(Dataset rows describing interfaces)
------------------------------------------------------------

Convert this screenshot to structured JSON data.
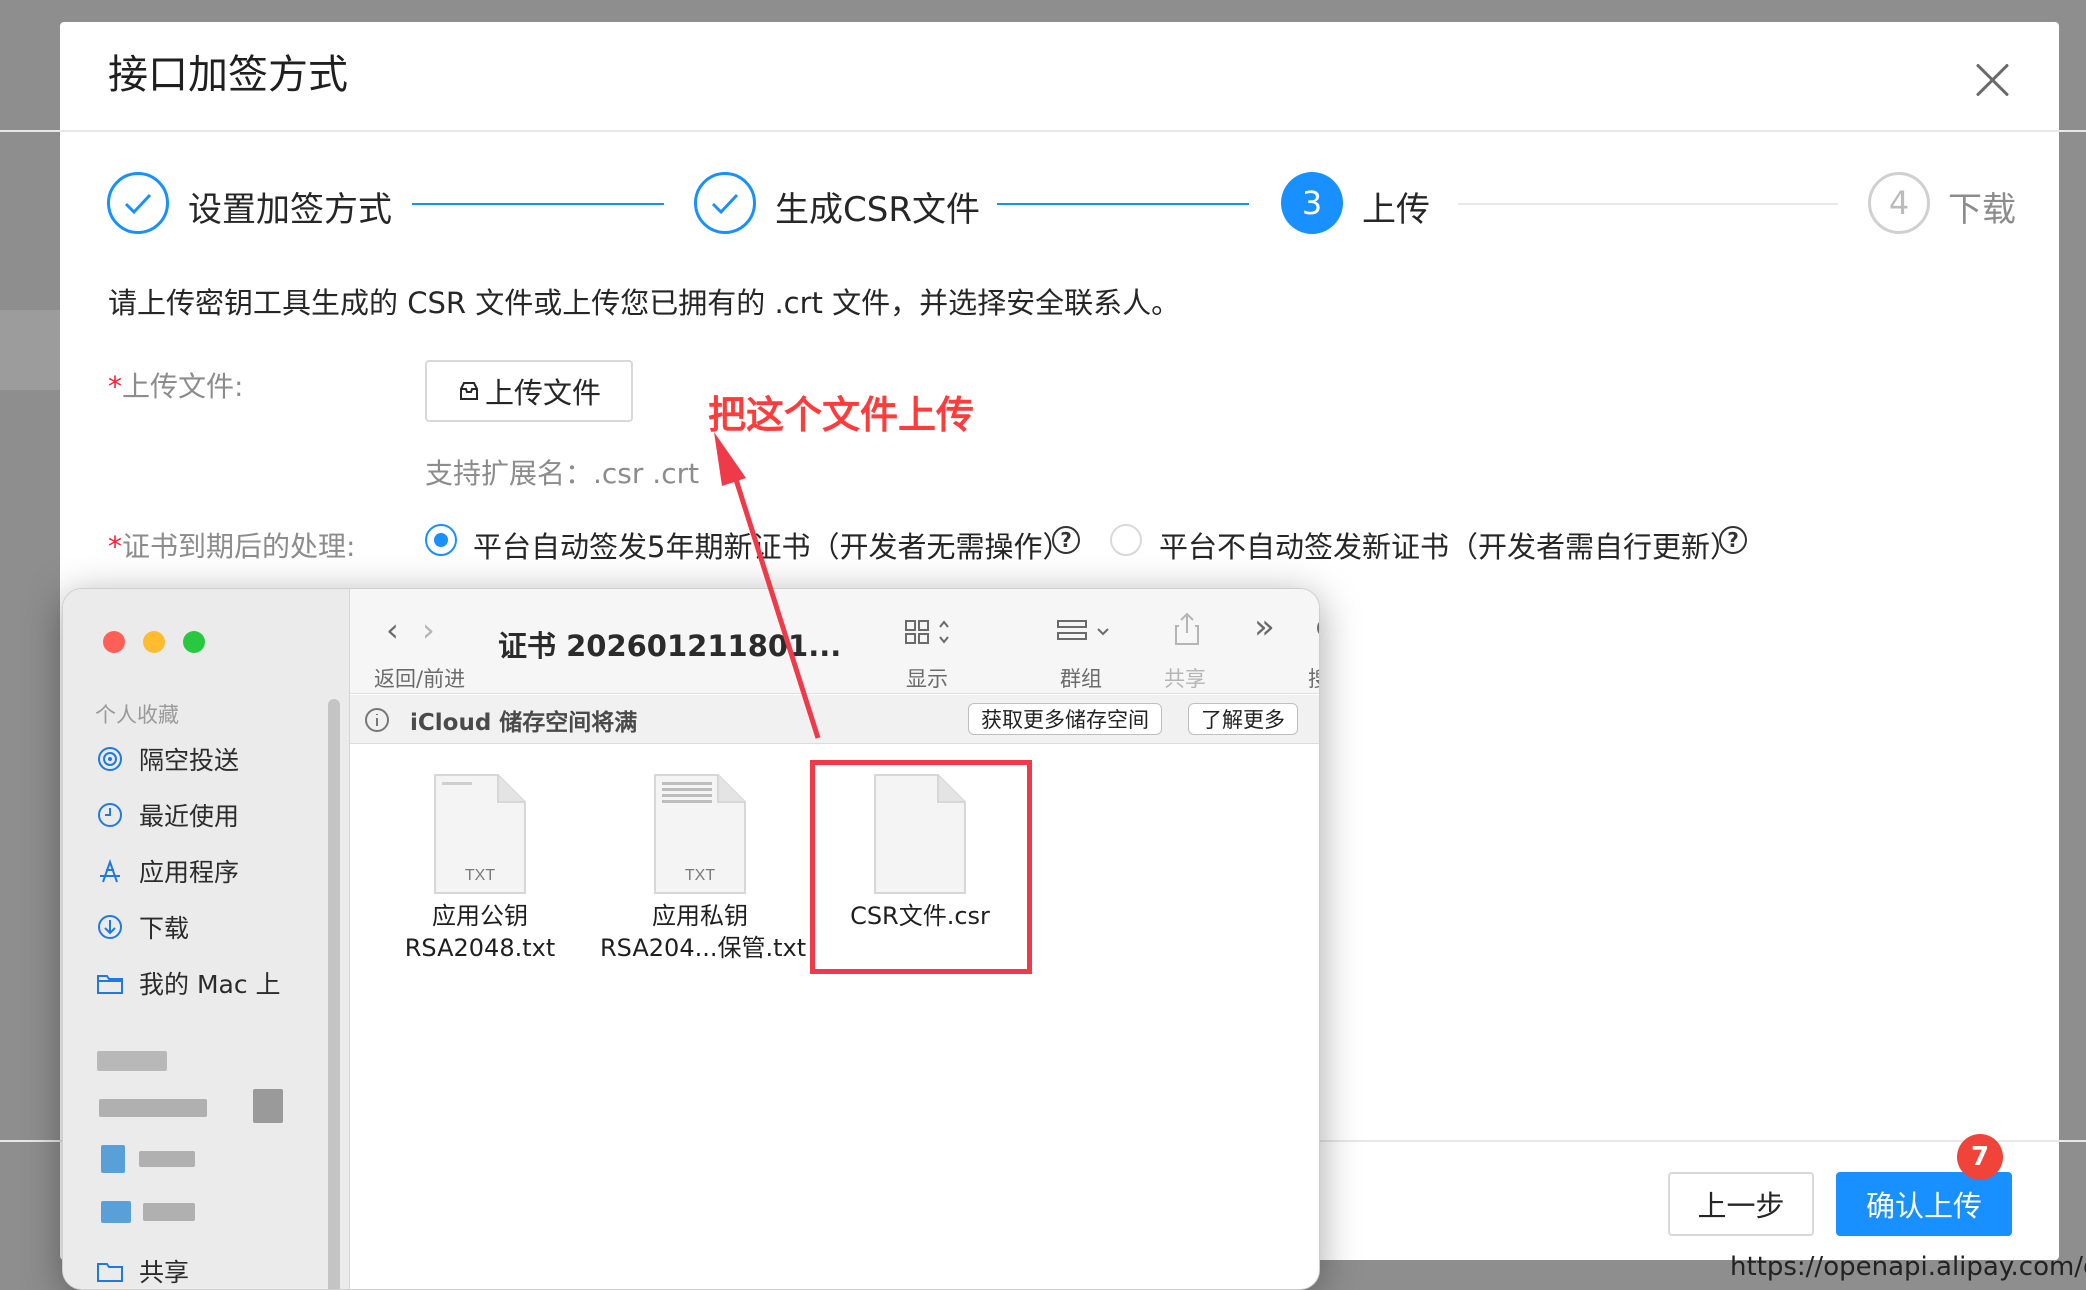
{
  "modal": {
    "title": "接口加签方式",
    "steps": [
      {
        "index": "1",
        "label": "设置加签方式",
        "status": "done"
      },
      {
        "index": "2",
        "label": "生成CSR文件",
        "status": "done"
      },
      {
        "index": "3",
        "label": "上传",
        "status": "active"
      },
      {
        "index": "4",
        "label": "下载",
        "status": "wait"
      }
    ],
    "description": "请上传密钥工具生成的 CSR 文件或上传您已拥有的 .crt 文件，并选择安全联系人。",
    "upload_label": "上传文件:",
    "upload_button": "上传文件",
    "upload_hint": "支持扩展名：.csr .crt",
    "annotation": "把这个文件上传",
    "expiry_label": "证书到期后的处理:",
    "radio_options": [
      {
        "label": "平台自动签发5年期新证书（开发者无需操作）",
        "checked": true
      },
      {
        "label": "平台不自动签发新证书（开发者需自行更新）",
        "checked": false
      }
    ],
    "buttons": {
      "prev": "上一步",
      "confirm": "确认上传"
    },
    "badge": "7"
  },
  "url_fragment": "https://openapi.alipay.com/gate",
  "finder": {
    "path_title": "证书 202601211801...",
    "toolbar": {
      "back_forward": "返回/前进",
      "view": "显示",
      "group": "群组",
      "share": "共享",
      "search": "搜索"
    },
    "icloud": {
      "message": "iCloud 储存空间将满",
      "get_more": "获取更多储存空间",
      "learn_more": "了解更多"
    },
    "sidebar": {
      "favorites_header": "个人收藏",
      "items": [
        {
          "label": "隔空投送",
          "icon": "airdrop-icon"
        },
        {
          "label": "最近使用",
          "icon": "clock-icon"
        },
        {
          "label": "应用程序",
          "icon": "applications-icon"
        },
        {
          "label": "下载",
          "icon": "download-icon"
        },
        {
          "label": "我的 Mac 上",
          "icon": "folder-icon"
        }
      ],
      "partial_item": "共享"
    },
    "files": [
      {
        "line1": "应用公钥",
        "line2": "RSA2048.txt",
        "badge": "TXT"
      },
      {
        "line1": "应用私钥",
        "line2": "RSA204...保管.txt",
        "badge": "TXT"
      },
      {
        "line1": "CSR文件.csr",
        "line2": "",
        "badge": ""
      }
    ]
  },
  "colors": {
    "primary": "#1890ff",
    "required": "#f5222d",
    "annotation": "#ff3b3b",
    "highlight_box": "#ef3a4a"
  }
}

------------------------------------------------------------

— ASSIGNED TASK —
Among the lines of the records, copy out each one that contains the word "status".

— WORKED SOLUTION —
        "status": "done"
        "status": "done"
        "status": "active"
        "status": "wait"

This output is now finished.